WHAT YOU WILL DO: What lines in the records include the string "this"? Return each one.

RECORD EXTRACTS:
● ● ● ●
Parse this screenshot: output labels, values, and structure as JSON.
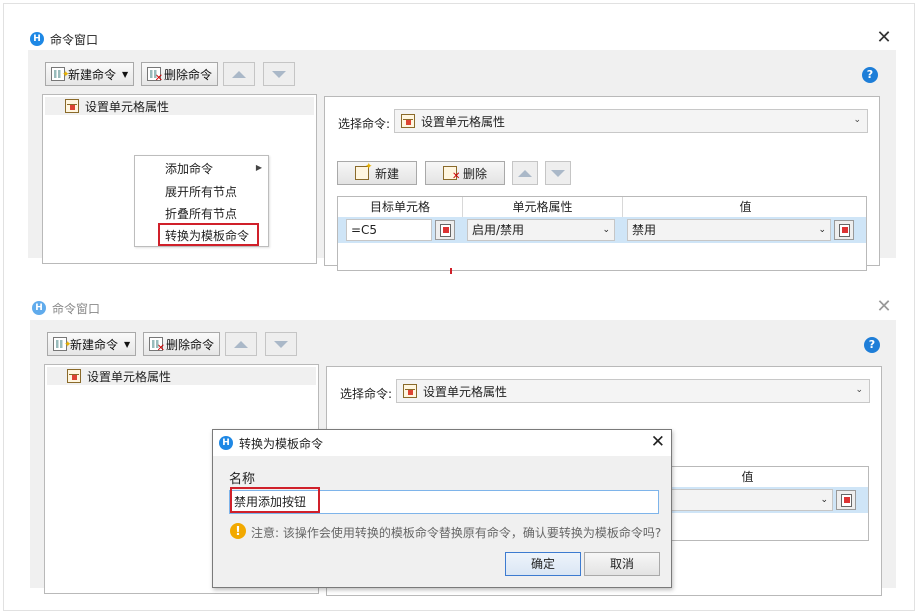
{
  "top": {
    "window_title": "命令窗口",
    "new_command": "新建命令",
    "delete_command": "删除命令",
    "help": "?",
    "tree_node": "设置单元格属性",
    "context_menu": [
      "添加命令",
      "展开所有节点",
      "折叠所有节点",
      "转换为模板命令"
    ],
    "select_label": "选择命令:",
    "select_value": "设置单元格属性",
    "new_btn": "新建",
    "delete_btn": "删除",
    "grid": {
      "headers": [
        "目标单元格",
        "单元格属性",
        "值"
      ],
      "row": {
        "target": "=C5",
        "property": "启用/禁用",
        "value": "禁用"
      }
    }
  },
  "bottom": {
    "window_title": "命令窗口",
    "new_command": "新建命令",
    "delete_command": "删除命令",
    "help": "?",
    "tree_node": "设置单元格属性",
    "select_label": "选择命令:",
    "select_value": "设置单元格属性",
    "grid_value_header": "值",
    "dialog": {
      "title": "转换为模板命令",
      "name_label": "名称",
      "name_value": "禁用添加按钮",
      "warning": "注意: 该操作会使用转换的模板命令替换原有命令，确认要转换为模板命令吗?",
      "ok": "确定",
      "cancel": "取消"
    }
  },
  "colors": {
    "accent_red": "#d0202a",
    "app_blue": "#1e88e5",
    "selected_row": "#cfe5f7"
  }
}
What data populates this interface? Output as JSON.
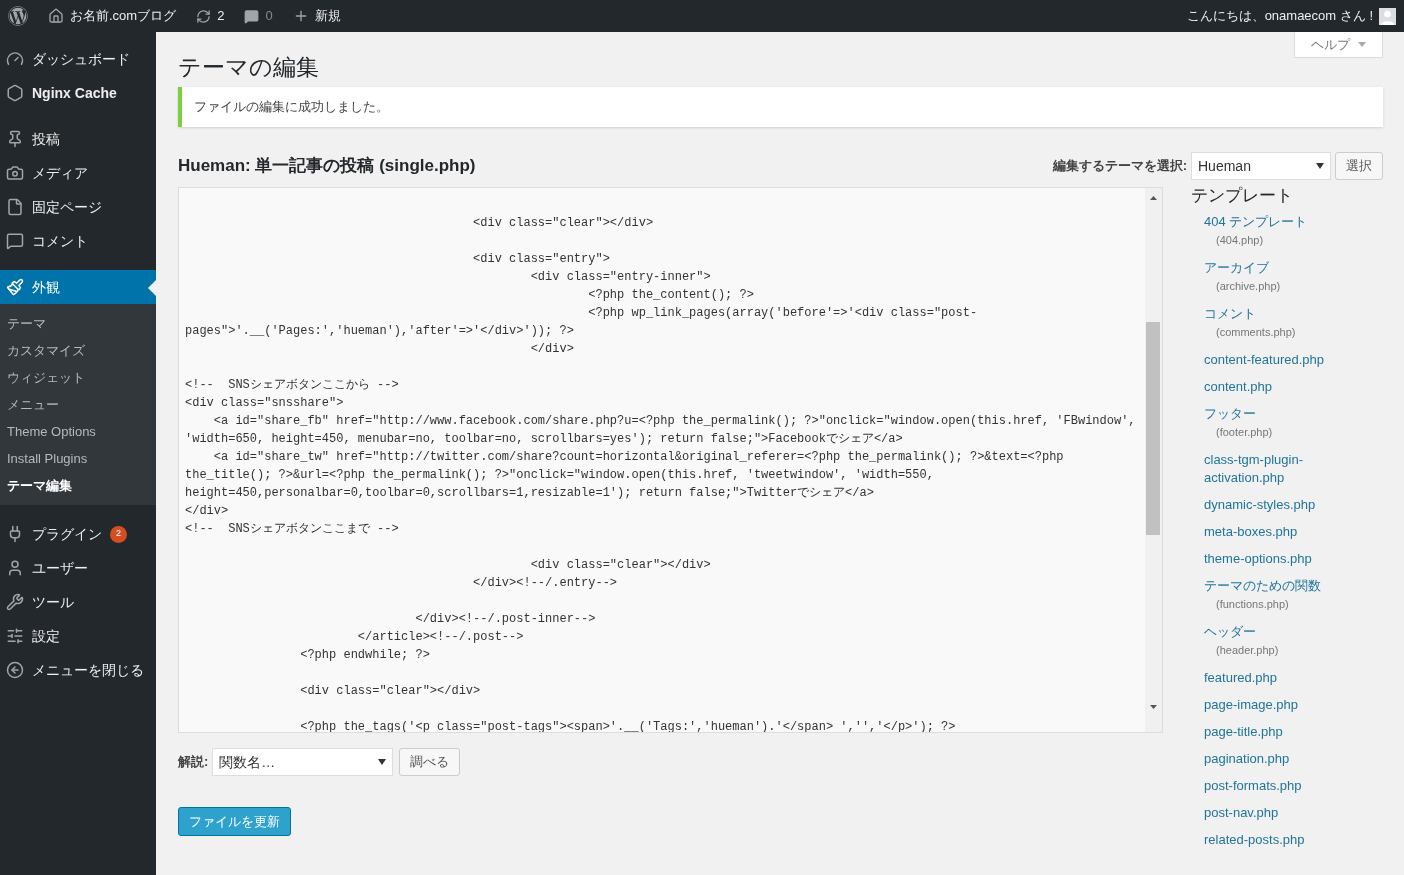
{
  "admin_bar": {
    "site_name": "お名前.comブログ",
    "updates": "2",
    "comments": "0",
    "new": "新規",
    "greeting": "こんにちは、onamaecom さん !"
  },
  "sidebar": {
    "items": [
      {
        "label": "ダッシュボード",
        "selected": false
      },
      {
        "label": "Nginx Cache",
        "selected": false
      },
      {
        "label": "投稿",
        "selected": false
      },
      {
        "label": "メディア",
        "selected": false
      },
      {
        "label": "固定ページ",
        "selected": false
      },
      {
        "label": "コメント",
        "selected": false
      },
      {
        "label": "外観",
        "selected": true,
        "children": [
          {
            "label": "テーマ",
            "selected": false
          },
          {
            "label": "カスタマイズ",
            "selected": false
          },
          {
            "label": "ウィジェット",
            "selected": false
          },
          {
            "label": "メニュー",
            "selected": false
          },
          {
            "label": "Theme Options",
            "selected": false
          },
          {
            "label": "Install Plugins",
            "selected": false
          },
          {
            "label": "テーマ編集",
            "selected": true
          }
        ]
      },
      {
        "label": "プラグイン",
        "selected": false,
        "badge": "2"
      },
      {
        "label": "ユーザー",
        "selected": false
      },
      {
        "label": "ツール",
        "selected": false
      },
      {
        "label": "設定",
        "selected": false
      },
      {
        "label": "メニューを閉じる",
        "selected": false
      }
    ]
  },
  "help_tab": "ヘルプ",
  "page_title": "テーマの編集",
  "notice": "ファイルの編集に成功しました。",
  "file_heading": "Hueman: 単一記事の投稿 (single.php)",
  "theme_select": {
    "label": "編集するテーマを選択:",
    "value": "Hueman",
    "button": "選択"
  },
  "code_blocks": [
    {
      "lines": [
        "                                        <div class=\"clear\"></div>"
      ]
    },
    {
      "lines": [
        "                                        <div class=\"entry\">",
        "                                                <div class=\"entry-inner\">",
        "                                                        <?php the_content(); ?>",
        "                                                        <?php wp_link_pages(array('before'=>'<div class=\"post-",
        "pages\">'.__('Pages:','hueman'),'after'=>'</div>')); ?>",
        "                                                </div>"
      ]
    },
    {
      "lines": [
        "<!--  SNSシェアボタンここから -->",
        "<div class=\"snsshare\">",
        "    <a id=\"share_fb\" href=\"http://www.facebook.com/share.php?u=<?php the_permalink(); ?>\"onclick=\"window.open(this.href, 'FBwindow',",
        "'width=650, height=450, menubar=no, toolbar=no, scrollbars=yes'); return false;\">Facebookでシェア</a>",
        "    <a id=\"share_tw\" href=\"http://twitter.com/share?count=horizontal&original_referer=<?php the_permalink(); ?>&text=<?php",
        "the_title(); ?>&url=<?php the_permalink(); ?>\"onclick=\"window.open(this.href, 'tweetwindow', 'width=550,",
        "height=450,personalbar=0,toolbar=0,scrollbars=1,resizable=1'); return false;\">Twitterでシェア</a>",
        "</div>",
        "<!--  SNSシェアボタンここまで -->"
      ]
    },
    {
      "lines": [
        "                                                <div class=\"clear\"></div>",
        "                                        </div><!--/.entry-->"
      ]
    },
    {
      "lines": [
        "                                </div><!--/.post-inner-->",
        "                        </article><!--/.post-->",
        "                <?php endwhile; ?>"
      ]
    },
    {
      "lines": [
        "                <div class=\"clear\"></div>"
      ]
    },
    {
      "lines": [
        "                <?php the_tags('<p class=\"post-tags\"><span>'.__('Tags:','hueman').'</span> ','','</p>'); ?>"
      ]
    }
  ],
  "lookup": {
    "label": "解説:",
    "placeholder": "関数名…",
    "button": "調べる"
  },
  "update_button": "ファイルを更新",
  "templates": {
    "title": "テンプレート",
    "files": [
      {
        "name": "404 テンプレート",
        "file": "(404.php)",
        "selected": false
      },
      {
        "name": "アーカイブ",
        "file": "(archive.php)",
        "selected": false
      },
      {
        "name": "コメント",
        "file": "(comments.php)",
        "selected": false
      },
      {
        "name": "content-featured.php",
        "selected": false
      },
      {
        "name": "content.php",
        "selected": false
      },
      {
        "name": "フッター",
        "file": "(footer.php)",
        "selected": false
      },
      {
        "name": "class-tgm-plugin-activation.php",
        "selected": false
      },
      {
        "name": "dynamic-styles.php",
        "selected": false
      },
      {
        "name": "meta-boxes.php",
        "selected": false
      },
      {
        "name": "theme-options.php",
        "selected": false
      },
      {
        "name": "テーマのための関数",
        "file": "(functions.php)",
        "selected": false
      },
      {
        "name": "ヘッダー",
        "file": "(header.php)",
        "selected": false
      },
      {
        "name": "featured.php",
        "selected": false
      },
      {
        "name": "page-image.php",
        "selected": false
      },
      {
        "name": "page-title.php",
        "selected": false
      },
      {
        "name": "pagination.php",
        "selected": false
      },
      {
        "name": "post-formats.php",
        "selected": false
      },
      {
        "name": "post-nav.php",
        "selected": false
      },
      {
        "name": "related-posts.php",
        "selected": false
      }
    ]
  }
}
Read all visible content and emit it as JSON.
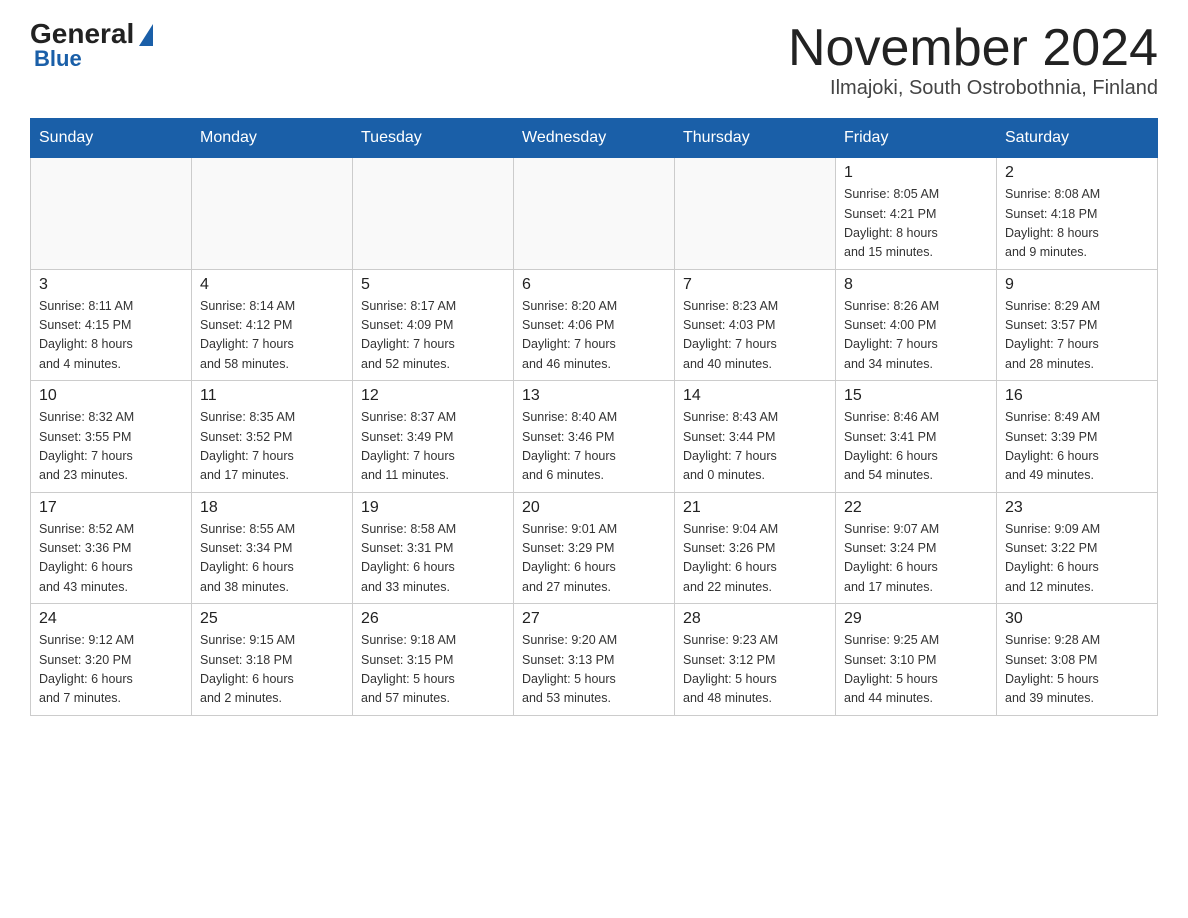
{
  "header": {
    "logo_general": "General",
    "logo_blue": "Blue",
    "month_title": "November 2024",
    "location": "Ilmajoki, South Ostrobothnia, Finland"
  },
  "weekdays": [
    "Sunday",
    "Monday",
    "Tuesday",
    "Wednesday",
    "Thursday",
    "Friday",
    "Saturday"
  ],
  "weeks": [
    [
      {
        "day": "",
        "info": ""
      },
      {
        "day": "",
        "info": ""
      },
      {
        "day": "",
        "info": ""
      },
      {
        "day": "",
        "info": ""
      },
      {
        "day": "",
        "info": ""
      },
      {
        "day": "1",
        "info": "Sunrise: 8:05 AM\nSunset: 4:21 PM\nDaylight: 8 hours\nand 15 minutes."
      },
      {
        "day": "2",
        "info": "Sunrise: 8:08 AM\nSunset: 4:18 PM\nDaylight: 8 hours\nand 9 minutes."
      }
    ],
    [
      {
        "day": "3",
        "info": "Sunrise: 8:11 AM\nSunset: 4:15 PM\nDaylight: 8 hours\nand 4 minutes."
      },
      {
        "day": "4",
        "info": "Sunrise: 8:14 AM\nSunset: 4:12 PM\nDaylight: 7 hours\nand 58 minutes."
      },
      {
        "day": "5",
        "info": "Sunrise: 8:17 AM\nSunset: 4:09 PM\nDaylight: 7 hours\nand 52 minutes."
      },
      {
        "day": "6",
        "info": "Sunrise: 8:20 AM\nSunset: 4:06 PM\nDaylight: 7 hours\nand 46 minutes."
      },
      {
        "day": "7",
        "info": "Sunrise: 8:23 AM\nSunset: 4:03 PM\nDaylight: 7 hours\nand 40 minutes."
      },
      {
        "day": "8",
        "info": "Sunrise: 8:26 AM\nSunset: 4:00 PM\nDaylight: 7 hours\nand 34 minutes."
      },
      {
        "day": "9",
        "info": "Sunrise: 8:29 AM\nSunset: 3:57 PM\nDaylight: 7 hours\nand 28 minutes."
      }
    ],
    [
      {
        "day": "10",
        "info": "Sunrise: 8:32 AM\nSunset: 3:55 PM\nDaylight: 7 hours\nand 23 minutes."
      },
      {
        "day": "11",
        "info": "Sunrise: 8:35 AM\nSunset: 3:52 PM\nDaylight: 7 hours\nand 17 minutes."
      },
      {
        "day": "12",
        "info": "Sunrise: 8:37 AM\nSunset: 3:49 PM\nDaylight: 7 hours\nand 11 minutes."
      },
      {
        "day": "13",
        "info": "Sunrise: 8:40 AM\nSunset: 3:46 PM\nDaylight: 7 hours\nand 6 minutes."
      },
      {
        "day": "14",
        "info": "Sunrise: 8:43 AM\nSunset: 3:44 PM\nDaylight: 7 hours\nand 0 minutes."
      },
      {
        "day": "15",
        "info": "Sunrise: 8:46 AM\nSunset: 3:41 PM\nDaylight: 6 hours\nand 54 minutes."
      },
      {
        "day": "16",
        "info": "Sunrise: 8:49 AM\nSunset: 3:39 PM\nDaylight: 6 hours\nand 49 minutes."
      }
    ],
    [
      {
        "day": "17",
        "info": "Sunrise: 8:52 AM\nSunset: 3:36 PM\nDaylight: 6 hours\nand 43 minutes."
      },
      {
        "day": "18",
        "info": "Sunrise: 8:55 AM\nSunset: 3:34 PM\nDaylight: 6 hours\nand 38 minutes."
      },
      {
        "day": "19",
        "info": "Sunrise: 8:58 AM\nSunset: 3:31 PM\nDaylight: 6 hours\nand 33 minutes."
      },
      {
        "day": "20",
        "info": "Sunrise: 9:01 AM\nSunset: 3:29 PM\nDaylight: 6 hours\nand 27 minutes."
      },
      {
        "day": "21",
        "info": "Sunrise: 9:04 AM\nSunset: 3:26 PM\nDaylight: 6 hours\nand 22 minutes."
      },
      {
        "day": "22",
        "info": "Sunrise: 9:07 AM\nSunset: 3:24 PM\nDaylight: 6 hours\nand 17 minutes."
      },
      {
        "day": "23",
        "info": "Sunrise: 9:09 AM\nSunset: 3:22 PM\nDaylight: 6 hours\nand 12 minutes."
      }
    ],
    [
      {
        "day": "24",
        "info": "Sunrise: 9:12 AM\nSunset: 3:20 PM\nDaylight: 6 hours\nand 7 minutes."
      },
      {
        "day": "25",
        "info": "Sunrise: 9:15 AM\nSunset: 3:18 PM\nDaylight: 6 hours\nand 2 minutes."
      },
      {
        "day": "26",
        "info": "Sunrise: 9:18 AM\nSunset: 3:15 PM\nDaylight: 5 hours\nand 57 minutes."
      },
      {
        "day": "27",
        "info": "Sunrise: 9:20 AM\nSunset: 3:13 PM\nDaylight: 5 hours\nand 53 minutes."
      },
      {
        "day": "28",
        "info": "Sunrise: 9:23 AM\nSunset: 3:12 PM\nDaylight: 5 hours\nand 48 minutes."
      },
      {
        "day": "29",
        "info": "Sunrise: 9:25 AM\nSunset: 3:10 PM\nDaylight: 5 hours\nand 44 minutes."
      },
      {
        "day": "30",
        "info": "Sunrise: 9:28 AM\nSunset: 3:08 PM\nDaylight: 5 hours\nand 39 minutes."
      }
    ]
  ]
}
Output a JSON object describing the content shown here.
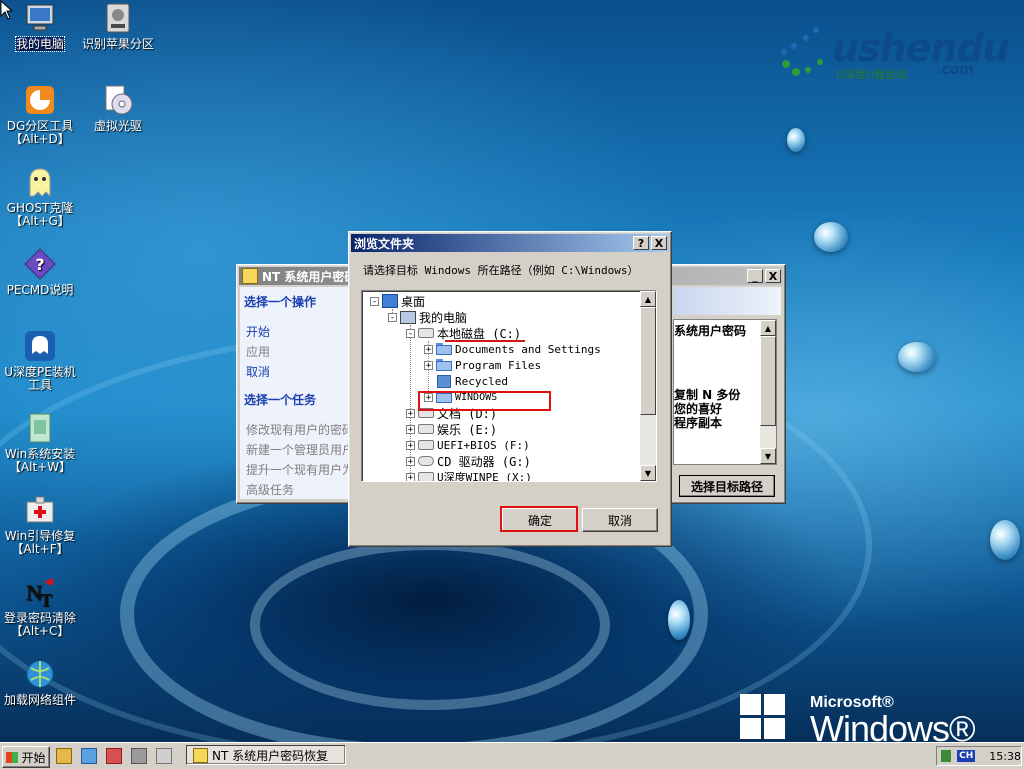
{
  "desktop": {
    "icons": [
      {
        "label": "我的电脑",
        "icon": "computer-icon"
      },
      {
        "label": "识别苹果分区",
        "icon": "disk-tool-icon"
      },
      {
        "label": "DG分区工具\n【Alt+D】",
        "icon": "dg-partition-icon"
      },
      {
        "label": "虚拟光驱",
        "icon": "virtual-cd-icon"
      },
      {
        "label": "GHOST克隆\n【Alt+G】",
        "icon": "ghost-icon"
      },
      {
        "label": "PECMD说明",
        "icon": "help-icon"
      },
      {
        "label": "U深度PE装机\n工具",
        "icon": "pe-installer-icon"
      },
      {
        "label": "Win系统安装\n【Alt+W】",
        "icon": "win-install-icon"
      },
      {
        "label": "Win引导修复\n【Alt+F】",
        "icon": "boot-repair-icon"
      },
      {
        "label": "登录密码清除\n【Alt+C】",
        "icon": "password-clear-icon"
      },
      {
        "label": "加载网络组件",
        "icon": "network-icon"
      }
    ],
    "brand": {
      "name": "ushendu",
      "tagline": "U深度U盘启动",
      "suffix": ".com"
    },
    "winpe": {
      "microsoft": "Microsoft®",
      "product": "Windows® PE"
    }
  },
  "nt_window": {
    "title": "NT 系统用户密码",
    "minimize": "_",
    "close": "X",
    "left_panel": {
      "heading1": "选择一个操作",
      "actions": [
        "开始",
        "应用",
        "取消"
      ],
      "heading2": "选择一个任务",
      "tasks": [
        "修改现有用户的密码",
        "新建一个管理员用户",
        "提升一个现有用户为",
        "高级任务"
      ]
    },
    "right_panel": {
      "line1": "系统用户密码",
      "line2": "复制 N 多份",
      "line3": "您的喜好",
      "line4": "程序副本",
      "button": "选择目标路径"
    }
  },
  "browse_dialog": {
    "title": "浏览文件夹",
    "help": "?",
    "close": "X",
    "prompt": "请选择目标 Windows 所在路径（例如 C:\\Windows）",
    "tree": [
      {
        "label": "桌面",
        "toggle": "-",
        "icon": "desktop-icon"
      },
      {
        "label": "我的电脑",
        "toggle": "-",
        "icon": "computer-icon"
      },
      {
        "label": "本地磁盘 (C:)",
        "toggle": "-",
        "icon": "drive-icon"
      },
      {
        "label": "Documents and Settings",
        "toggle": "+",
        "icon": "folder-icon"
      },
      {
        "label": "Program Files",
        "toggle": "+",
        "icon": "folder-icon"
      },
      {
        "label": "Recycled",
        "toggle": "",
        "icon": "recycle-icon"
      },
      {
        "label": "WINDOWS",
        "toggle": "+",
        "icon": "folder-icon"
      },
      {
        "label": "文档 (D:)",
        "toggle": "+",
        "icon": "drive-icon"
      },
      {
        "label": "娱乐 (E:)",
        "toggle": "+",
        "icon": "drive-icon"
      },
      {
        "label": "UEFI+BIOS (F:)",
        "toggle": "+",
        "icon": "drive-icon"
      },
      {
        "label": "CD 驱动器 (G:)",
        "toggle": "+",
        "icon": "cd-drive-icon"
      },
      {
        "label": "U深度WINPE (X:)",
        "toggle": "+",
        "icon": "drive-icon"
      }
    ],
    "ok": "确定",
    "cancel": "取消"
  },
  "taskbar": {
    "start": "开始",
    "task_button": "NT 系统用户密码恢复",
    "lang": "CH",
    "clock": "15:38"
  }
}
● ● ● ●
EXPECTED ANSWER:
Parse this screenshot: output labels, values, and structure as JSON.
What data populates this interface? Output as JSON.
        "    <a id=\"share_fb\" href=\"http://www.facebook.com/share.php?u=<?php the_permalink(); ?>\"onclick=\"window.open(this.href, 'FBwindow',",
        "the_title(); ?>&url=<?php the_permalink(); ?>\"onclick=\"window.open(this.href, 'tweetwindow', 'width=550,",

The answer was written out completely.